FBI chief says he had to tell Congress of Clinton email news
WASHINGTON -- Under fire from Democrats, FBI Director James Comey said Wednesday it would have been “catastrophic” to keep Congress in the dark about developments in the Hillary Clinton email investigation that emerged close to Election Day.
Comey, in the most impassioned and public defense of how he handled the case, also said it made him feel “mildly nauseous” to think his actions in October might have influenced the race won by Republican Donald Trump over Democrat Clinton.
But he told the Senate Judiciary Committee that the FBI cannot take into account how its actions might benefit or harm politicians.
“I can't consider for a second whose political futures will be affected and in what way,” Comey said. “We have to ask ourselves what is the right thing to do and then do it.”
The persistent questions from senators, and Comey's testimony, made clear that the FBI director's decisions of last summer and fall continue to roil national politics.
On Tuesday, Clinton said Comey's disclosure to Congress was partly to blame for her loss, but Trump tweeted that Comey “was the best thing that ever happened to Hillary Clinton in that he gave her a free pass for many bad deeds!”
Speaking at times with a raised voice, Comey said he faced two difficult decisions when agents told him they had found emails potentially connected to the Clinton case on a laptop belonging to former Rep. Anthony Weiner, D-N.Y., who was married to close Clinton aide Huma Abedin.
The FBI obtained a warrant to search the laptop and sifted through thousands of emails, Comey said, including ones that had been forwarded to Weiner's laptop and that contained classified information. But there was nothing found that changed the FBI's decision not to recommend charges.
Comey said he knew it was unorthodox to alert Congress to that discovery 11 days before Americans picked a new president. But he said he decided it would have been “catastrophic” to keep silent, especially when he had testified under oath that the investigation had been concluded.
“I sat there that morning and could not see a door labeled, ‘No action here,'” Comey said.
Later in the hearing, under questioning from Democratic Sen. Patrick Leahy of Vermont, Comey maintained that he did not treat disclosures about investigations into Clinton's emails differently than potential connections between the Trump campaign and Russia.
The FBI began a counterintelligence investigation last July into whether Russia had coordinated with Trump campaign associates to influence the American election, but he did not disclose that until a hearing in March, after Trump had been elected and taken office.
That prompted Democrats to complain of a double-standard in the way the investigations were treated.
But Comey said that other than confirming the Clinton investigation existed, he did not discuss it until after it concluded last year.

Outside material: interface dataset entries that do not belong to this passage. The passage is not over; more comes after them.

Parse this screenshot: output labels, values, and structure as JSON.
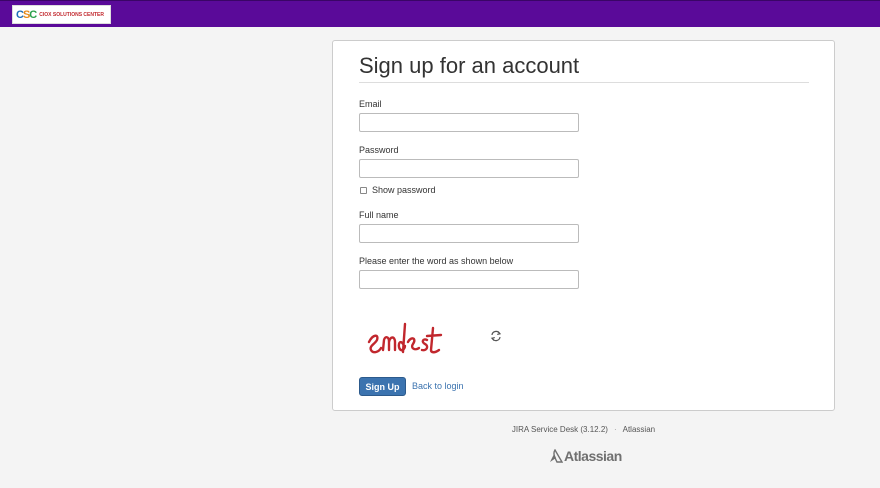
{
  "header": {
    "logo_mark": {
      "c1": "C",
      "s": "S",
      "c2": "C"
    },
    "logo_text": "CIOX SOLUTIONS CENTER",
    "bar_color": "#5a0a99"
  },
  "form": {
    "title": "Sign up for an account",
    "email_label": "Email",
    "email_value": "",
    "password_label": "Password",
    "password_value": "",
    "show_password_label": "Show password",
    "show_password_checked": false,
    "fullname_label": "Full name",
    "fullname_value": "",
    "captcha_label": "Please enter the word as shown below",
    "captcha_value": "",
    "captcha_image_text": "emdest",
    "refresh_icon": "refresh-icon",
    "submit_label": "Sign Up",
    "back_link_label": "Back to login",
    "accent_color": "#3b73af"
  },
  "footer": {
    "product": "JIRA Service Desk (3.12.2)",
    "separator": "·",
    "vendor": "Atlassian",
    "brand": "Atlassian"
  }
}
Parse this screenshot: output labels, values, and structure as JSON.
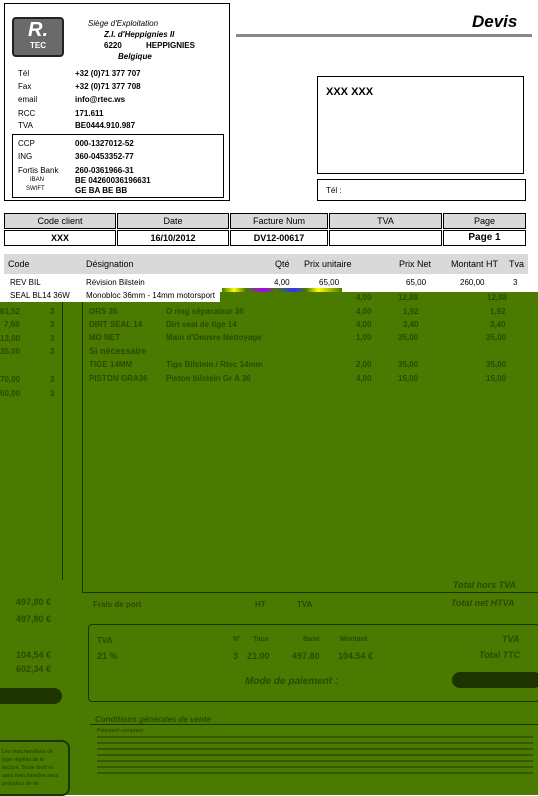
{
  "company": {
    "logo_text": "R.",
    "logo_sub": "TEC",
    "site_label": "Siège d'Exploitation",
    "address1": "Z.I. d'Heppignies II",
    "postal": "6220",
    "city": "HEPPIGNIES",
    "country": "Belgique",
    "contacts": [
      {
        "label": "Tél",
        "value": "+32 (0)71 377 707"
      },
      {
        "label": "Fax",
        "value": "+32 (0)71 377 708"
      },
      {
        "label": "email",
        "value": "info@rtec.ws"
      },
      {
        "label": "RCC",
        "value": "171.611"
      },
      {
        "label": "TVA",
        "value": "BE0444.910.987"
      }
    ],
    "bank": {
      "ccp_label": "CCP",
      "ccp": "000-1327012-52",
      "ing_label": "ING",
      "ing": "360-0453352-77",
      "fortis_label": "Fortis Bank",
      "fortis": "260-0361966-31",
      "iban_label": "IBAN",
      "iban": "BE 04260036196631",
      "swift_label": "SWIFT",
      "swift": "GE BA BE BB"
    }
  },
  "doc_title": "Devis",
  "client": {
    "name": "XXX XXX",
    "tel_label": "Tél :"
  },
  "header_fields": {
    "labels": [
      "Code client",
      "Date",
      "Facture Num",
      "TVA",
      "Page"
    ],
    "values": [
      "XXX",
      "16/10/2012",
      "DV12-00617",
      "",
      "Page 1"
    ]
  },
  "columns": [
    "Code",
    "Désignation",
    "Qté",
    "Prix unitaire",
    "Prix Net",
    "Montant HT",
    "Tva"
  ],
  "rows": [
    {
      "code": "REV BIL",
      "designation": "Révision Bilstein",
      "qty": "4,00",
      "pu": "65,00",
      "net": "65,00",
      "total": "260,00",
      "tva": "3"
    },
    {
      "code": "SEAL BL14 36W",
      "designation": "Monobloc 36mm - 14mm motorsport",
      "qty": "",
      "pu": "",
      "net": "",
      "total": "",
      "tva": ""
    },
    {
      "code": "",
      "designation": "",
      "qty": "4,00",
      "pu": "",
      "net": "12,88",
      "total": "12,88",
      "tva": ""
    },
    {
      "code": "ORS 36",
      "designation": "O ring séparateur 36",
      "qty": "4,00",
      "pu": "",
      "net": "1,92",
      "total": "1,92",
      "tva": ""
    },
    {
      "code": "DIRT SEAL 14",
      "designation": "Dirt seal de tige 14",
      "qty": "4,00",
      "pu": "",
      "net": "3,40",
      "total": "3,40",
      "tva": ""
    },
    {
      "code": "MO NET",
      "designation": "Main d'Oeuvre Nettoyage",
      "qty": "1,00",
      "pu": "",
      "net": "35,00",
      "total": "35,00",
      "tva": ""
    },
    {
      "code": "",
      "designation": "Si nécessaire",
      "qty": "",
      "pu": "",
      "net": "",
      "total": "",
      "tva": ""
    },
    {
      "code": "TIGE 14MM",
      "designation": "Tige Bilstein / Rtec 14mm",
      "qty": "2,00",
      "pu": "",
      "net": "35,00",
      "total": "35,00",
      "tva": ""
    },
    {
      "code": "PISTON GRA36",
      "designation": "Piston bilstein Gr A 36",
      "qty": "4,00",
      "pu": "",
      "net": "15,00",
      "total": "15,00",
      "tva": ""
    }
  ],
  "left_col_values": [
    "61,52",
    "7,68",
    "13,00",
    "35,00",
    "70,00",
    "60,00"
  ],
  "left_col_tva": [
    "3",
    "3",
    "3",
    "3",
    "3",
    "3"
  ],
  "totals": {
    "total_hors_tva_label": "Total hors TVA",
    "total_net_htva_label": "Total net HTVA",
    "total_hors_tva": "497,80 €",
    "total_net_htva": "497,80 €",
    "frais_label": "Frais de port",
    "ht_label": "HT",
    "tva_label": "TVA",
    "tva_table_headers": [
      "TVA",
      "N°",
      "Taux",
      "Base",
      "Montant"
    ],
    "tva_row": [
      "21 %",
      "3",
      "21.00",
      "497.80",
      "104.54 €"
    ],
    "tva_right_label": "TVA",
    "ttc_label": "Total TTC",
    "tva_amount": "104,54 €",
    "ttc_amount": "602,34 €",
    "payment_label": "Mode de paiement :"
  },
  "conditions": {
    "title": "Conditions générales de vente",
    "subtitle": "Paiement comptant.",
    "left_note": "Les marchandises de type réglées de la facture. Toute droit et sans marchandise sans préjudice de de Charleroi."
  }
}
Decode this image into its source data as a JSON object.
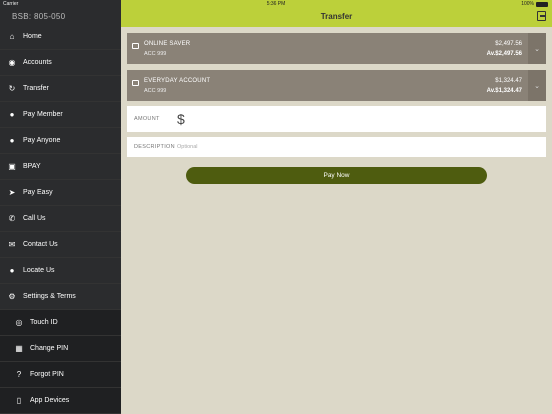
{
  "status_bar": {
    "carrier": "Carrier",
    "time": "5:36 PM",
    "battery": "100%"
  },
  "sidebar": {
    "bsb": "BSB: 805-050",
    "items": [
      {
        "label": "Home",
        "icon": "home-icon"
      },
      {
        "label": "Accounts",
        "icon": "dollar-circle-icon"
      },
      {
        "label": "Transfer",
        "icon": "refresh-icon"
      },
      {
        "label": "Pay Member",
        "icon": "person-icon"
      },
      {
        "label": "Pay Anyone",
        "icon": "people-icon"
      },
      {
        "label": "BPAY",
        "icon": "bpay-icon"
      },
      {
        "label": "Pay Easy",
        "icon": "paper-plane-icon"
      },
      {
        "label": "Call Us",
        "icon": "phone-icon"
      },
      {
        "label": "Contact Us",
        "icon": "envelope-icon"
      },
      {
        "label": "Locate Us",
        "icon": "map-pin-icon"
      },
      {
        "label": "Settings & Terms",
        "icon": "gear-icon"
      }
    ],
    "subitems": [
      {
        "label": "Touch ID",
        "icon": "fingerprint-icon"
      },
      {
        "label": "Change PIN",
        "icon": "keypad-icon"
      },
      {
        "label": "Forgot PIN",
        "icon": "question-icon"
      },
      {
        "label": "App Devices",
        "icon": "tablet-icon"
      }
    ]
  },
  "header": {
    "title": "Transfer"
  },
  "from_account": {
    "name": "ONLINE SAVER",
    "acc": "ACC 999",
    "balance": "$2,497.56",
    "available": "Av.$2,497.56"
  },
  "to_account": {
    "name": "EVERYDAY ACCOUNT",
    "acc": "ACC 999",
    "balance": "$1,324.47",
    "available": "Av.$1,324.47"
  },
  "amount": {
    "label": "AMOUNT",
    "symbol": "$"
  },
  "description": {
    "label": "DESCRIPTION",
    "placeholder": "Optional"
  },
  "pay_button": "Pay Now",
  "colors": {
    "accent": "#bcd03a",
    "sidebar": "#2b2c2e",
    "button": "#4e5c0f",
    "account_card": "#8a8277",
    "background": "#dcd8c8"
  }
}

And he said the FBI does not expect to have anything to say about the Russia investigation until that one was over.